--- DATA PROVIDED ---

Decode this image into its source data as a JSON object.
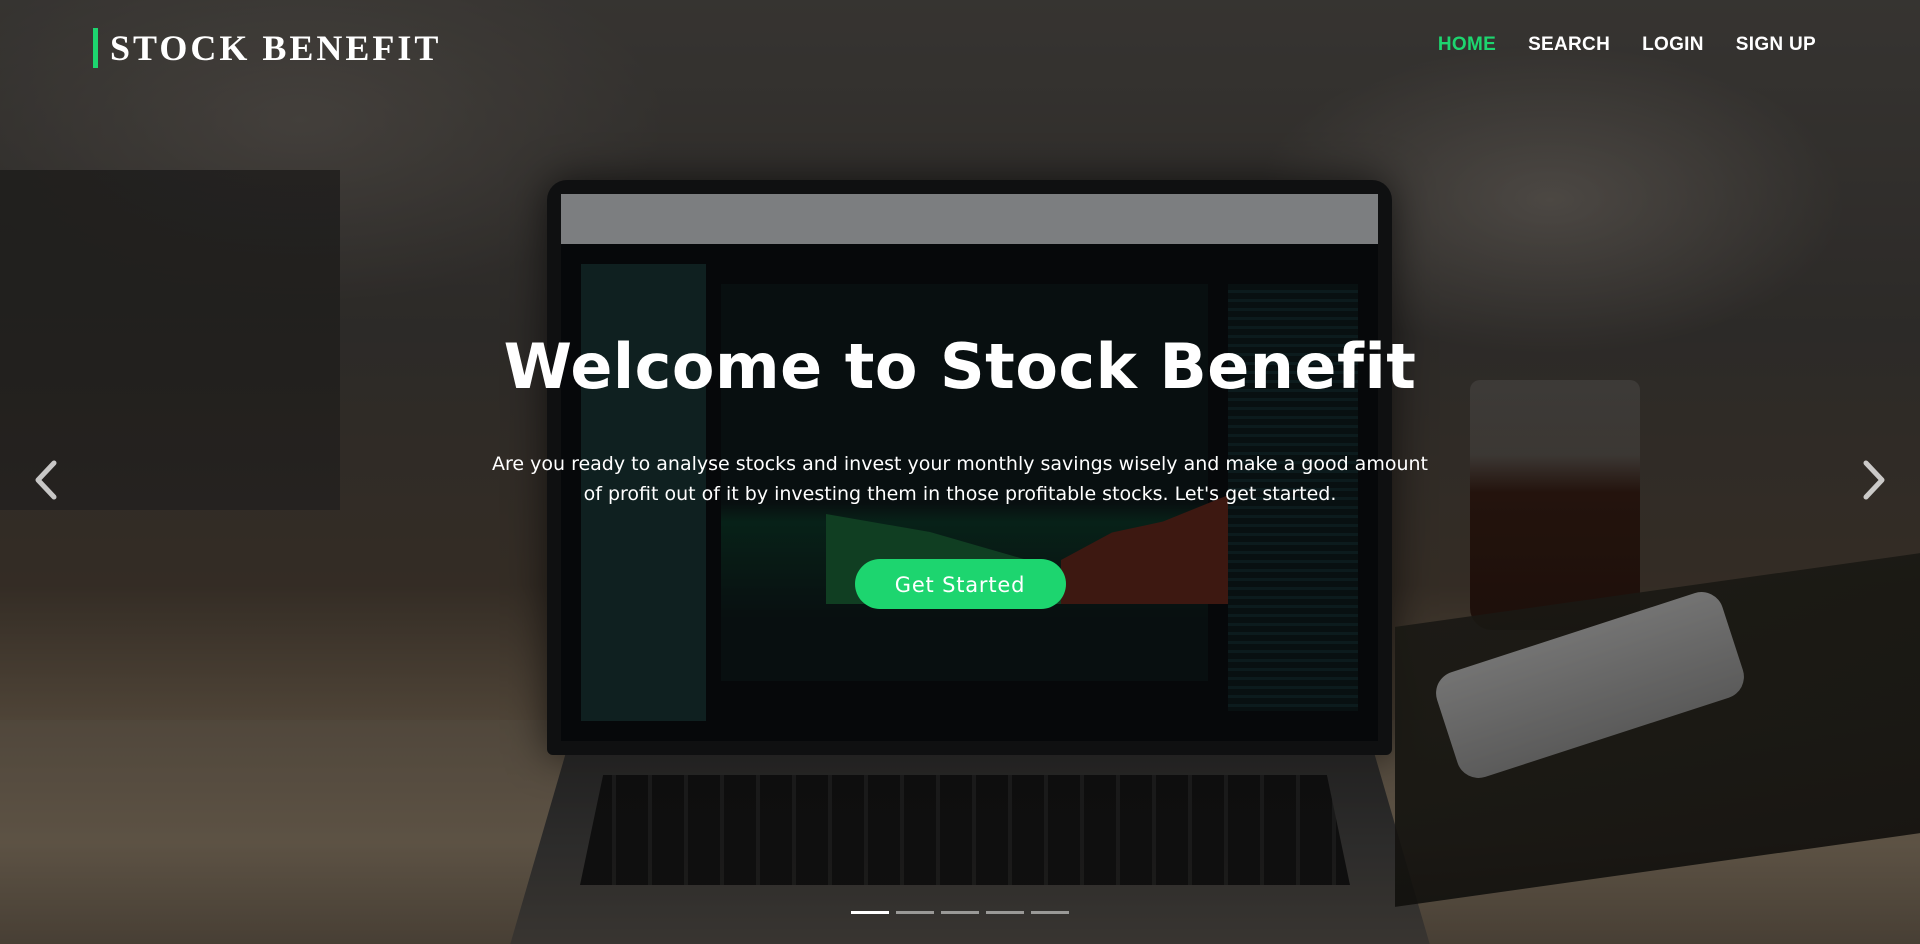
{
  "brand": {
    "name": "STOCK BENEFIT",
    "accent_color": "#1dd56f"
  },
  "nav": {
    "items": [
      {
        "label": "HOME",
        "active": true
      },
      {
        "label": "SEARCH",
        "active": false
      },
      {
        "label": "LOGIN",
        "active": false
      },
      {
        "label": "SIGN UP",
        "active": false
      }
    ]
  },
  "hero": {
    "title": "Welcome to Stock Benefit",
    "description": "Are you ready to analyse stocks and invest your monthly savings wisely and make a good amount of profit out of it by investing them in those profitable stocks. Let's get started.",
    "cta_label": "Get Started",
    "cta_color": "#1dd56f"
  },
  "carousel": {
    "prev_icon": "chevron-left-icon",
    "next_icon": "chevron-right-icon",
    "slide_count": 5,
    "active_slide": 1
  }
}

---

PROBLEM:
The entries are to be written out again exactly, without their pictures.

EXERCISE OUTPUT:
Decode this image into its source data as a JSON object.
{
  "brand": {
    "name": "STOCK BENEFIT",
    "accent_color": "#1dd56f"
  },
  "nav": {
    "items": [
      {
        "label": "HOME",
        "active": true
      },
      {
        "label": "SEARCH",
        "active": false
      },
      {
        "label": "LOGIN",
        "active": false
      },
      {
        "label": "SIGN UP",
        "active": false
      }
    ]
  },
  "hero": {
    "title": "Welcome to Stock Benefit",
    "description": "Are you ready to analyse stocks and invest your monthly savings wisely and make a good amount of profit out of it by investing them in those profitable stocks. Let's get started.",
    "cta_label": "Get Started",
    "cta_color": "#1dd56f"
  },
  "carousel": {
    "prev_icon": "chevron-left-icon",
    "next_icon": "chevron-right-icon",
    "slide_count": 5,
    "active_slide": 1
  }
}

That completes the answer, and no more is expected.